Filter these entries, keeping only lines that hold the word "scenes".
START DATA IN THIS EXERCISE
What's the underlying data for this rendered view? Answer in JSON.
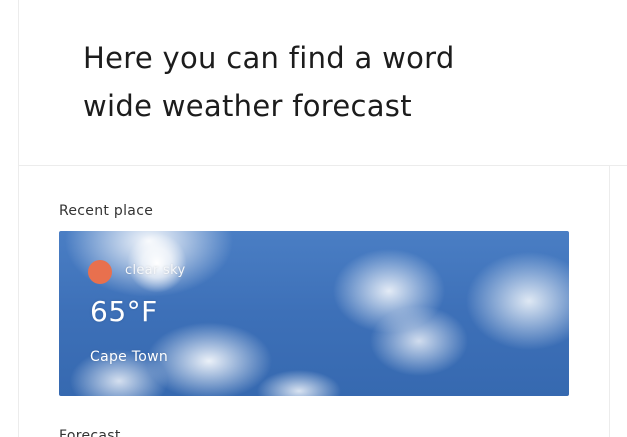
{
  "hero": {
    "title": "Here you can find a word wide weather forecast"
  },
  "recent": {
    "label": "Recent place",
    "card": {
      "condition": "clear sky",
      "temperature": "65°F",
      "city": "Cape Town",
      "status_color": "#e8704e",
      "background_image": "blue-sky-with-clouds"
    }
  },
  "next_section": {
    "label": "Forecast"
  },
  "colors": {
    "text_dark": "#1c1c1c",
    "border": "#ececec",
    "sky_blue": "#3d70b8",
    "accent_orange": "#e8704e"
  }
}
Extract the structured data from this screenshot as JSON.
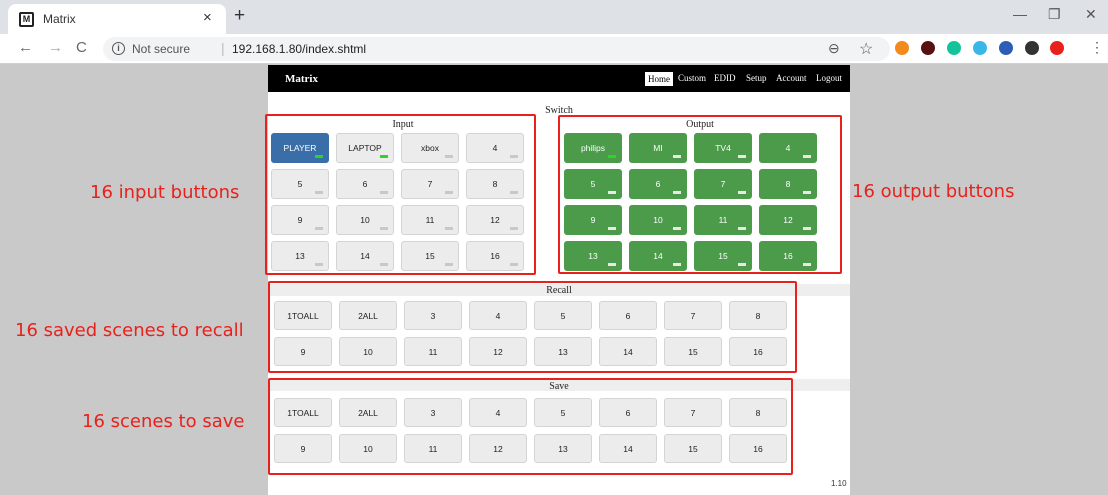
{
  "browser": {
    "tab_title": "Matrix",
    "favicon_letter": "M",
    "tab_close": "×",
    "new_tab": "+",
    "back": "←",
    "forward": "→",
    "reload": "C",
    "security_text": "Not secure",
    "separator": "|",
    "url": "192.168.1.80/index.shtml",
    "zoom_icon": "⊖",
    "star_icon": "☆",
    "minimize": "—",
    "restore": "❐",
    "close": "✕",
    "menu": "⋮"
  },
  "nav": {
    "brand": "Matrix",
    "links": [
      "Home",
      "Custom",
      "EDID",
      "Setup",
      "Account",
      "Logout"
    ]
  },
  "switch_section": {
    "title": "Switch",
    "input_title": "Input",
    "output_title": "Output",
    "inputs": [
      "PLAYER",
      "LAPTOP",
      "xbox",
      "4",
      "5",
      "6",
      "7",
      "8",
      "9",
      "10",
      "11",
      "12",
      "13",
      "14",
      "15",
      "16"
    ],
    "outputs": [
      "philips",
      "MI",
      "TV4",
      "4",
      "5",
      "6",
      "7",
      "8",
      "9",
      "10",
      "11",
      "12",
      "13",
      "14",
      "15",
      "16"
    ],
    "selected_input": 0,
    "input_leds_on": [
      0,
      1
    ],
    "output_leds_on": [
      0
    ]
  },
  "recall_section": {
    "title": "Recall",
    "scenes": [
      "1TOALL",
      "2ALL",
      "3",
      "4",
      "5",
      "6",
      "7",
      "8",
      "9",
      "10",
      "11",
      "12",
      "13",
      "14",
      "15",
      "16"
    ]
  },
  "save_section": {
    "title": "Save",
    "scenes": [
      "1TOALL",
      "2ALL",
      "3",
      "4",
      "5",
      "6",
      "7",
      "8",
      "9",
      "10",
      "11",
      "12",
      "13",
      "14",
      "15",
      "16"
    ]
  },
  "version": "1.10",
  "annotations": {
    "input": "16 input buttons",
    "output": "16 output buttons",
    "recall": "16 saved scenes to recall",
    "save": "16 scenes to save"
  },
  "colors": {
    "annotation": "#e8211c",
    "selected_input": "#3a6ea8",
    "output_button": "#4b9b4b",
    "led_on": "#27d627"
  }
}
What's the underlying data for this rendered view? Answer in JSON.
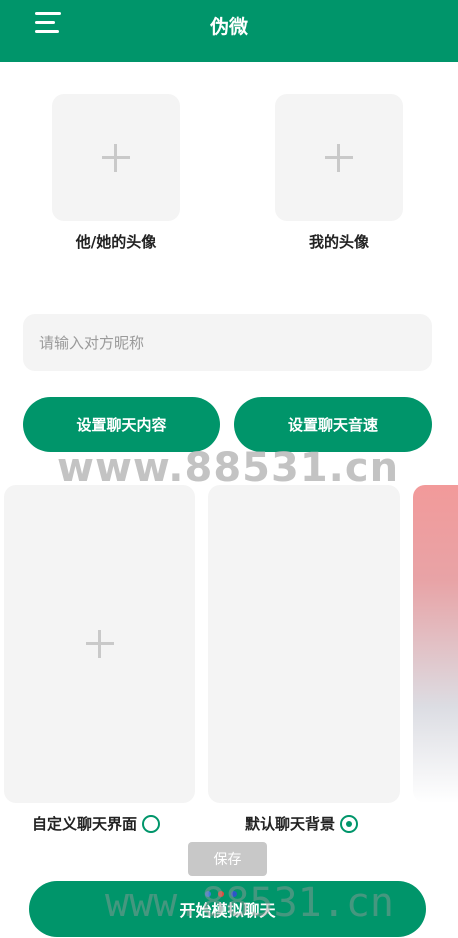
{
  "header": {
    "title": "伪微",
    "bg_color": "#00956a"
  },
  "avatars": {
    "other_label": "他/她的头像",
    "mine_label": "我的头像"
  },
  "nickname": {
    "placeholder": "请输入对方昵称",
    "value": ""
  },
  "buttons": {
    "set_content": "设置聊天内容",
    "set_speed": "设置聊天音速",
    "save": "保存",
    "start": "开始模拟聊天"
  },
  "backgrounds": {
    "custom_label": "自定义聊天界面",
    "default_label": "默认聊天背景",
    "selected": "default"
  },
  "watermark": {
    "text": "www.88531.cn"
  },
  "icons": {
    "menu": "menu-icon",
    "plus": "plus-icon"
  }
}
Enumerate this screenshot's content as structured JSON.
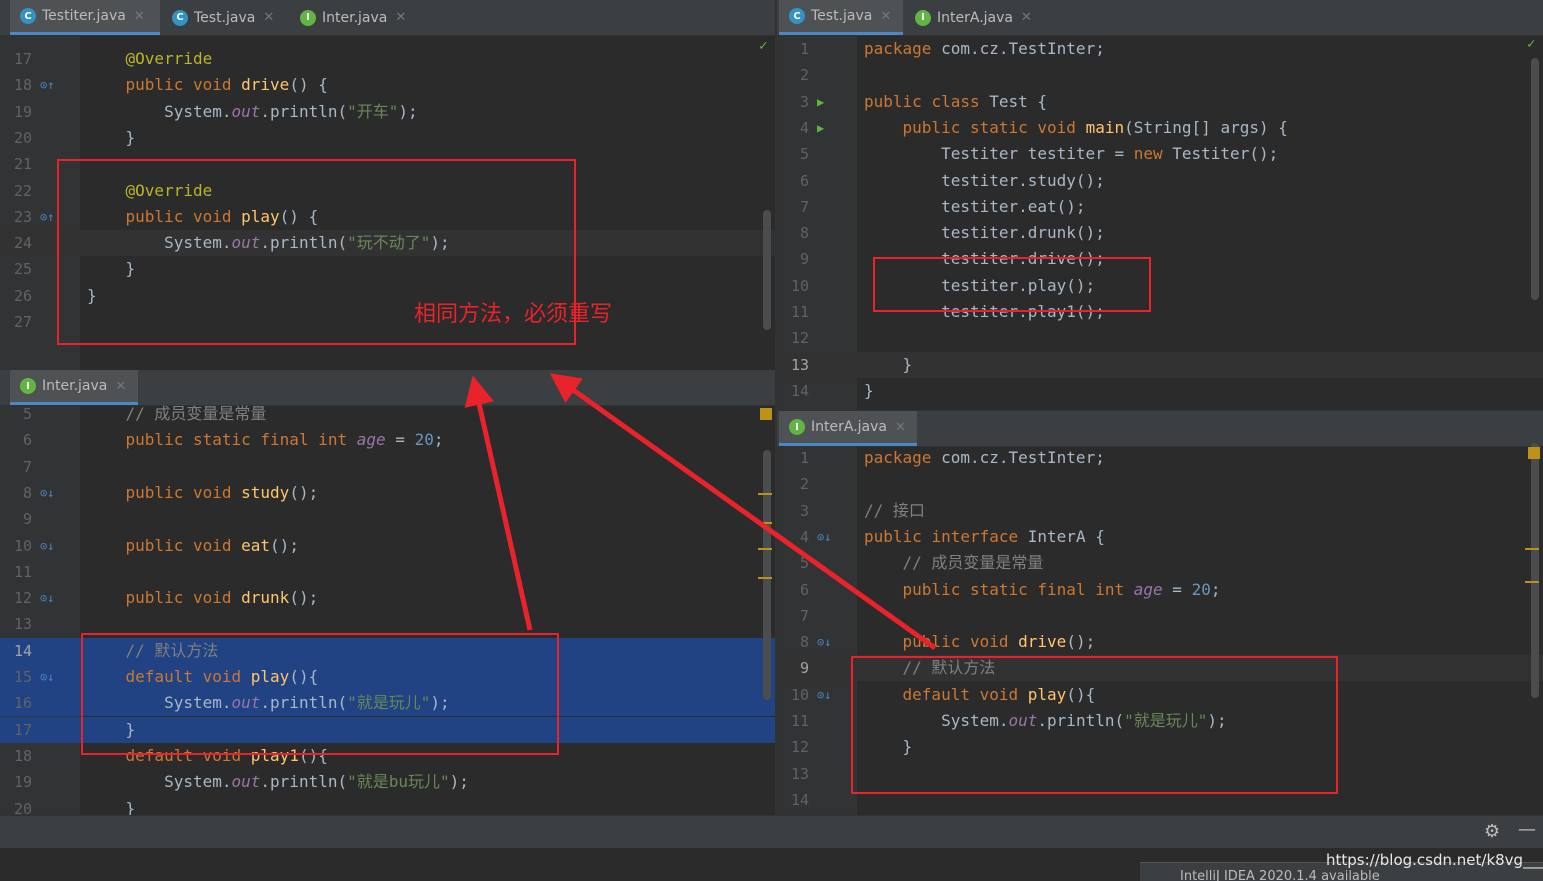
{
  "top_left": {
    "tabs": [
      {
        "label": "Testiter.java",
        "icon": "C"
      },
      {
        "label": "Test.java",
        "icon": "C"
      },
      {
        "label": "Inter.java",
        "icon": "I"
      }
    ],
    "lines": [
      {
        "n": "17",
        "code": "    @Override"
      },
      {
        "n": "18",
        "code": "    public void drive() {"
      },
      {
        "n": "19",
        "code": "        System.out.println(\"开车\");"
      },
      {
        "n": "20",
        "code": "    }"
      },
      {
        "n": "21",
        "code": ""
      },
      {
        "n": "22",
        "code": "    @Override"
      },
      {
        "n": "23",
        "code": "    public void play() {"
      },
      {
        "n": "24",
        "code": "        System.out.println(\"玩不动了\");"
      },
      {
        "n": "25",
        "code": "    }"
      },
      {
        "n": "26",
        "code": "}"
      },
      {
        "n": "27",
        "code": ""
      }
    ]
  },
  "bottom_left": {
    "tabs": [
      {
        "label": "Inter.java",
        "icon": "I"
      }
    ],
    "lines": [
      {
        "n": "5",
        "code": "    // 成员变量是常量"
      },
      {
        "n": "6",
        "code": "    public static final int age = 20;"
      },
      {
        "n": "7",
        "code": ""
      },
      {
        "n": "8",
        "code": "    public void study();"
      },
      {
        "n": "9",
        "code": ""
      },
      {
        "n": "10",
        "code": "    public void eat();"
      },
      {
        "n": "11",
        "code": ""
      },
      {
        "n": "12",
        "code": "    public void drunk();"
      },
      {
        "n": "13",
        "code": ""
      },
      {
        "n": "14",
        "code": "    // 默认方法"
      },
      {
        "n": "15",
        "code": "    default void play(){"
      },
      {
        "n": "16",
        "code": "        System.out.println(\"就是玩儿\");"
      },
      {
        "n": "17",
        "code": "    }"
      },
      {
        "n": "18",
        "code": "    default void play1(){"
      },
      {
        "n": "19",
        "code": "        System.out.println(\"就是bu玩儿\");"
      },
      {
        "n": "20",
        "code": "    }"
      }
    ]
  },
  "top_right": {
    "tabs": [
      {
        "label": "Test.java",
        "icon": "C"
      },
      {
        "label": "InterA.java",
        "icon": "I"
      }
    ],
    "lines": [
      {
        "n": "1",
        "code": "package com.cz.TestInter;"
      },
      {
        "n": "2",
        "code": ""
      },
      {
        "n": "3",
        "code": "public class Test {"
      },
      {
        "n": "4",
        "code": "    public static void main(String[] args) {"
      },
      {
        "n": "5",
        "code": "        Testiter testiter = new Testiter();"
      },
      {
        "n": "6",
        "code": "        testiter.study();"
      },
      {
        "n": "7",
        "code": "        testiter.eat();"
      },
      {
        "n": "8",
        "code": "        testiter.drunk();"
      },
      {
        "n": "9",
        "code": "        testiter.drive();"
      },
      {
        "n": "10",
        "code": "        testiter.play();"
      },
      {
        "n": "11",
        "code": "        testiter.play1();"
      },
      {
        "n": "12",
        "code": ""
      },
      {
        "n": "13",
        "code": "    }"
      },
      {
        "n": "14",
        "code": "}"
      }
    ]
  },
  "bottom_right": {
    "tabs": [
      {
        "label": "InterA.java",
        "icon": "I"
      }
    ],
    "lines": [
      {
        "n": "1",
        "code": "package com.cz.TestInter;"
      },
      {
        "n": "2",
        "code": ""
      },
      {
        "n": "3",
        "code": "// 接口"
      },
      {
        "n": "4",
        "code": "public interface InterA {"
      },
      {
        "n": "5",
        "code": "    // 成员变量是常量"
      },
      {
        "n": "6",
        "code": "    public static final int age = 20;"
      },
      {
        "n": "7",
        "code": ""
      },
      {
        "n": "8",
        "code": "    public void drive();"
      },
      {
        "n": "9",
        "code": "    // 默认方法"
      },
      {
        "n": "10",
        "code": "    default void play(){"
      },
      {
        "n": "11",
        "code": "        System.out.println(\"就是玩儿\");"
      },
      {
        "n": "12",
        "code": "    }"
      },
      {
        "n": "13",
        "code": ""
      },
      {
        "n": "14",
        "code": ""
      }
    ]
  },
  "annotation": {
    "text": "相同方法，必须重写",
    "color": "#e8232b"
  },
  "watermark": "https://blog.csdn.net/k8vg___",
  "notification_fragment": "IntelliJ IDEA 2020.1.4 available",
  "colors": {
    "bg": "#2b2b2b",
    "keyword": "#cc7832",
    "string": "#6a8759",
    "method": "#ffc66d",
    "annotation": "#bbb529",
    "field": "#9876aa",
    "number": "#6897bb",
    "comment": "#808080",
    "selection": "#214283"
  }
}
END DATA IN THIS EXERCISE
• **RESULT OF THIS TASK**:
    "scenes": [
    "scenes": [
    "recall": "16 saved scenes to recall",
    "save": "16 scenes to save"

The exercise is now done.